Asset reconstruction companies (ARCs) will no longer be allowed to bilaterally buy assets from banks or financial institutions (FIs) that they count among their sponsors, the Reserve Bank of India (RBI) said on Friday. ARCs will also be barred from directly buying assets from institutions that have lent to them, subscribed to the fund or are part of the same group as the ARC.
“However, they may participate in auctions of the financial assets provided such auctions are conducted in a transparent manner, on arm’s length basis and the prices are determined by market forces,” the central bank said in a notification.

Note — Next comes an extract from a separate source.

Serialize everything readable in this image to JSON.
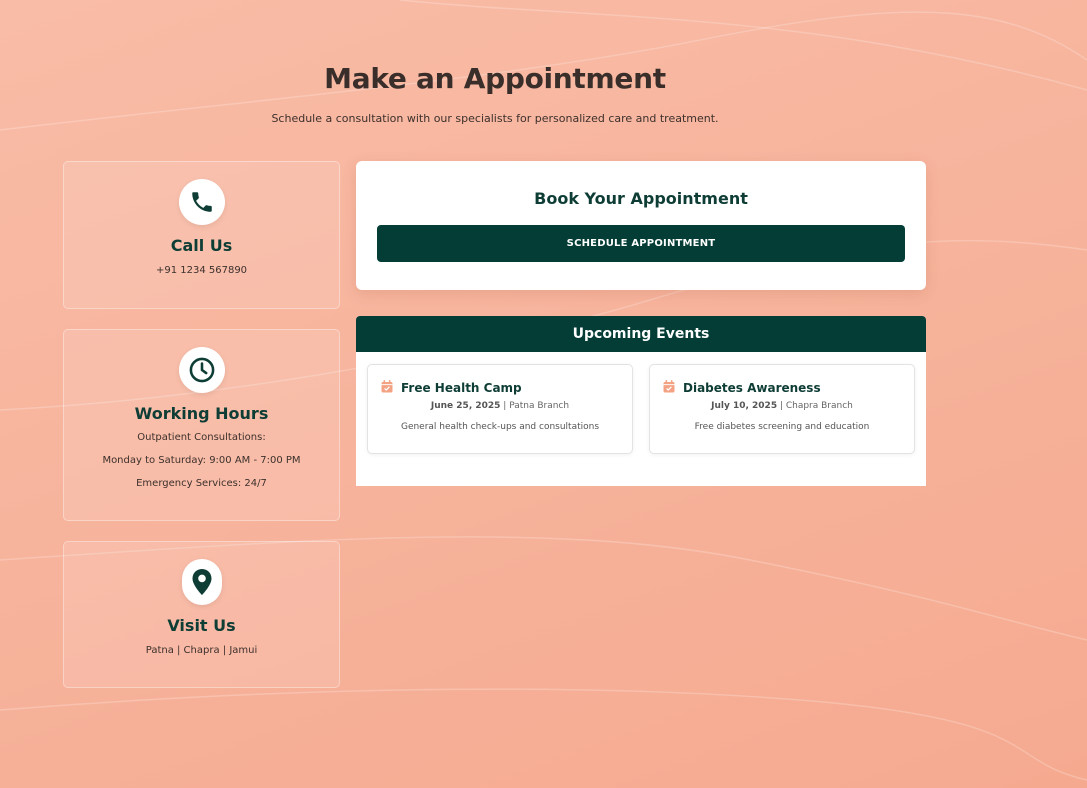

The firm most likely to be affected by the RBI directive is Asset Reconstruction Company (India) (Arcil), which is sponsored by State Bank of India (SBI), ICICI Bank, Punjab National Bank (PNB) and IDBI Bank. Other ARCs sponsored by prominent FIs are Edelweiss ARC, JM Financial ARC and Phoenix ARC, which is promoted by the Kotak group.
Sector watchers have long called for an expansion of the market for stressed assets in India to attract more long-term investors, such as pension funds.

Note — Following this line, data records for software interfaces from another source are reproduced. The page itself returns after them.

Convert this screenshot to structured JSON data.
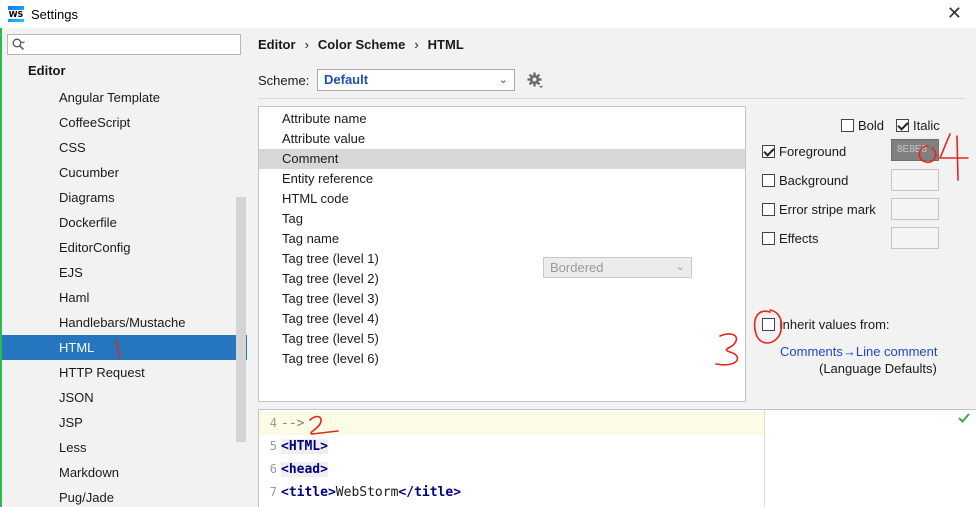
{
  "window": {
    "title": "Settings",
    "app_icon_label": "WS",
    "close_glyph": "✕"
  },
  "sidebar": {
    "search_placeholder": "",
    "section_title": "Editor",
    "items": [
      {
        "label": "Angular Template"
      },
      {
        "label": "CoffeeScript"
      },
      {
        "label": "CSS"
      },
      {
        "label": "Cucumber"
      },
      {
        "label": "Diagrams"
      },
      {
        "label": "Dockerfile"
      },
      {
        "label": "EditorConfig"
      },
      {
        "label": "EJS"
      },
      {
        "label": "Haml"
      },
      {
        "label": "Handlebars/Mustache"
      },
      {
        "label": "HTML",
        "selected": true
      },
      {
        "label": "HTTP Request"
      },
      {
        "label": "JSON"
      },
      {
        "label": "JSP"
      },
      {
        "label": "Less"
      },
      {
        "label": "Markdown"
      },
      {
        "label": "Pug/Jade"
      }
    ]
  },
  "breadcrumb": {
    "part1": "Editor",
    "part2": "Color Scheme",
    "part3": "HTML",
    "separator": "›"
  },
  "scheme": {
    "label": "Scheme:",
    "value": "Default",
    "chevron": "⌄"
  },
  "attributes": [
    "Attribute name",
    "Attribute value",
    "Comment",
    "Entity reference",
    "HTML code",
    "Tag",
    "Tag name",
    "Tag tree (level 1)",
    "Tag tree (level 2)",
    "Tag tree (level 3)",
    "Tag tree (level 4)",
    "Tag tree (level 5)",
    "Tag tree (level 6)"
  ],
  "selected_attribute": "Comment",
  "options": {
    "bold_label": "Bold",
    "bold_checked": false,
    "italic_label": "Italic",
    "italic_checked": true,
    "foreground_label": "Foreground",
    "foreground_checked": true,
    "foreground_value": "8E8E8E",
    "foreground_swatch_text": "8E8E8",
    "background_label": "Background",
    "background_checked": false,
    "error_stripe_label": "Error stripe mark",
    "error_stripe_checked": false,
    "effects_label": "Effects",
    "effects_checked": false,
    "effects_type": "Bordered",
    "inherit_label": "Inherit values from:",
    "inherit_checked": false,
    "inherit_link": "Comments→Line comment",
    "inherit_note": "(Language Defaults)"
  },
  "preview": {
    "lines": [
      {
        "num": "4",
        "text": "-->"
      },
      {
        "num": "5",
        "tag": "<HTML>"
      },
      {
        "num": "6",
        "tag": "<head>"
      },
      {
        "num": "7",
        "tag_open": "<title>",
        "text": "WebStorm",
        "tag_close": "</title>"
      }
    ]
  },
  "colors": {
    "selection": "#2675bf",
    "accent_link": "#2246c7",
    "annotation_red": "#e8241c"
  },
  "annotations": [
    "1",
    "2",
    "3",
    "4"
  ]
}
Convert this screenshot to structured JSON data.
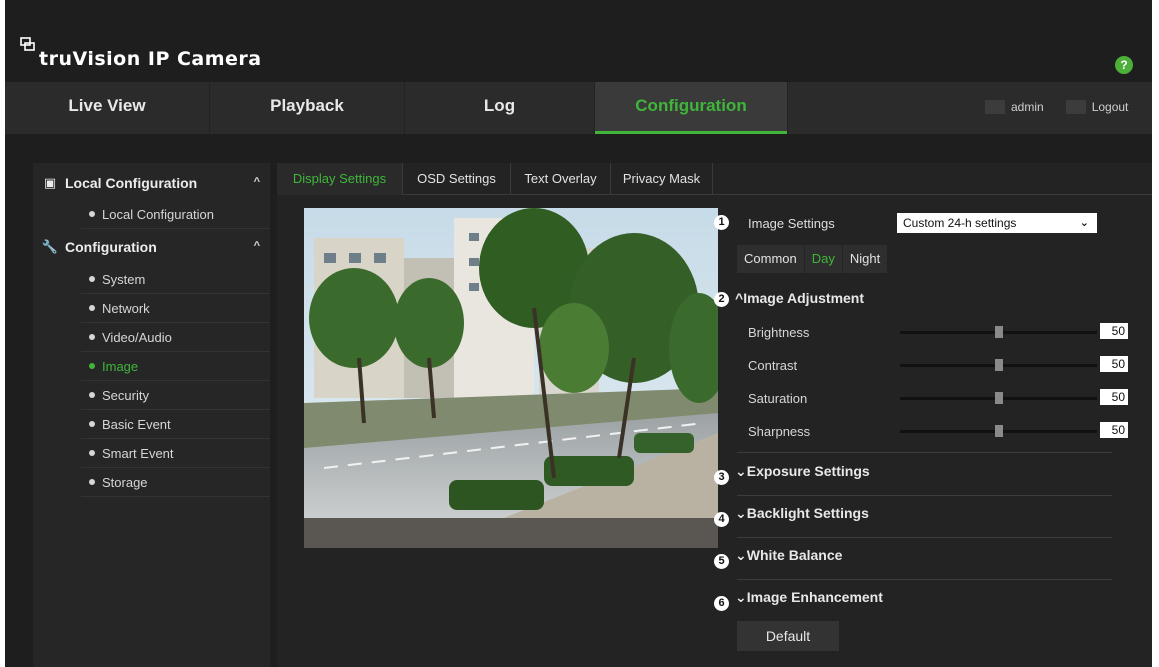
{
  "app": {
    "title": "truVision IP Camera",
    "logo_icon": "camera-logo-icon",
    "help_label": "?"
  },
  "nav": {
    "tabs": [
      {
        "label": "Live View",
        "active": false
      },
      {
        "label": "Playback",
        "active": false
      },
      {
        "label": "Log",
        "active": false
      },
      {
        "label": "Configuration",
        "active": true
      }
    ],
    "user": "admin",
    "logout": "Logout"
  },
  "sidebar": {
    "groups": [
      {
        "label": "Local Configuration",
        "icon": "local-config-icon",
        "expanded": true,
        "items": [
          {
            "label": "Local Configuration",
            "active": false
          }
        ]
      },
      {
        "label": "Configuration",
        "icon": "wrench-icon",
        "expanded": true,
        "items": [
          {
            "label": "System",
            "active": false
          },
          {
            "label": "Network",
            "active": false
          },
          {
            "label": "Video/Audio",
            "active": false
          },
          {
            "label": "Image",
            "active": true
          },
          {
            "label": "Security",
            "active": false
          },
          {
            "label": "Basic Event",
            "active": false
          },
          {
            "label": "Smart Event",
            "active": false
          },
          {
            "label": "Storage",
            "active": false
          }
        ]
      }
    ]
  },
  "subtabs": [
    {
      "label": "Display Settings",
      "active": true
    },
    {
      "label": "OSD Settings",
      "active": false
    },
    {
      "label": "Text Overlay",
      "active": false
    },
    {
      "label": "Privacy Mask",
      "active": false
    }
  ],
  "panel": {
    "callouts": [
      "1",
      "2",
      "3",
      "4",
      "5",
      "6"
    ],
    "image_settings_label": "Image Settings",
    "image_settings_value": "Custom 24-h settings",
    "mode_tabs": [
      {
        "label": "Common",
        "active": false
      },
      {
        "label": "Day",
        "active": true
      },
      {
        "label": "Night",
        "active": false
      }
    ],
    "image_adjustment_title": "Image Adjustment",
    "sliders": [
      {
        "label": "Brightness",
        "value": "50",
        "level": 0.5
      },
      {
        "label": "Contrast",
        "value": "50",
        "level": 0.5
      },
      {
        "label": "Saturation",
        "value": "50",
        "level": 0.5
      },
      {
        "label": "Sharpness",
        "value": "50",
        "level": 0.5
      }
    ],
    "collapsed_sections": [
      "Exposure Settings",
      "Backlight Settings",
      "White Balance",
      "Image Enhancement"
    ],
    "default_button": "Default"
  },
  "colors": {
    "accent": "#3fb63a",
    "background": "#1e1e1e"
  }
}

In the absence of clear regulations governing foreign entities’ participation in the market, such entities have often used ARCs to buy distressed assets. In December 2018, Bank of America bought a stake in debt-ridden Jayaswal Neco through Assets Care & Reconstruction Enterprise (Acre) while also reaching out to the RBI seeking easier norms for takeover of stressed assets by foreign banks.
Earlier this year, a task force on the development of a secondary market for corporate loans recommended to the RBI that foreign portfolio investors (FPIs) should be allowed to directly buy stressed loans from Indian banks within certain annual prudential limits.
Analysts say that the regulator has, in recent years, tried to make ARCs more accountable for their participation in the market. In a recent note, rating agency Crisil said, “Regulatory changes in recent years have been aimed at increasing ARCs’ skin in the game and diversifying the potential investor base for stressed assets.” In August 2014, the minimum investment requirement by ARCs for assets acquired was increased from 5% to 15%. Norms for investment in ARCs as well as SRs, including for foreign investors, were eased subsequently.
Crisil said that assets under management (AUM) of ARCs, as measured by security receipts (SRs) outstanding, crossed the Rs 1 lakh-crore mark as on March 31, 2019, up 7% from the previous year.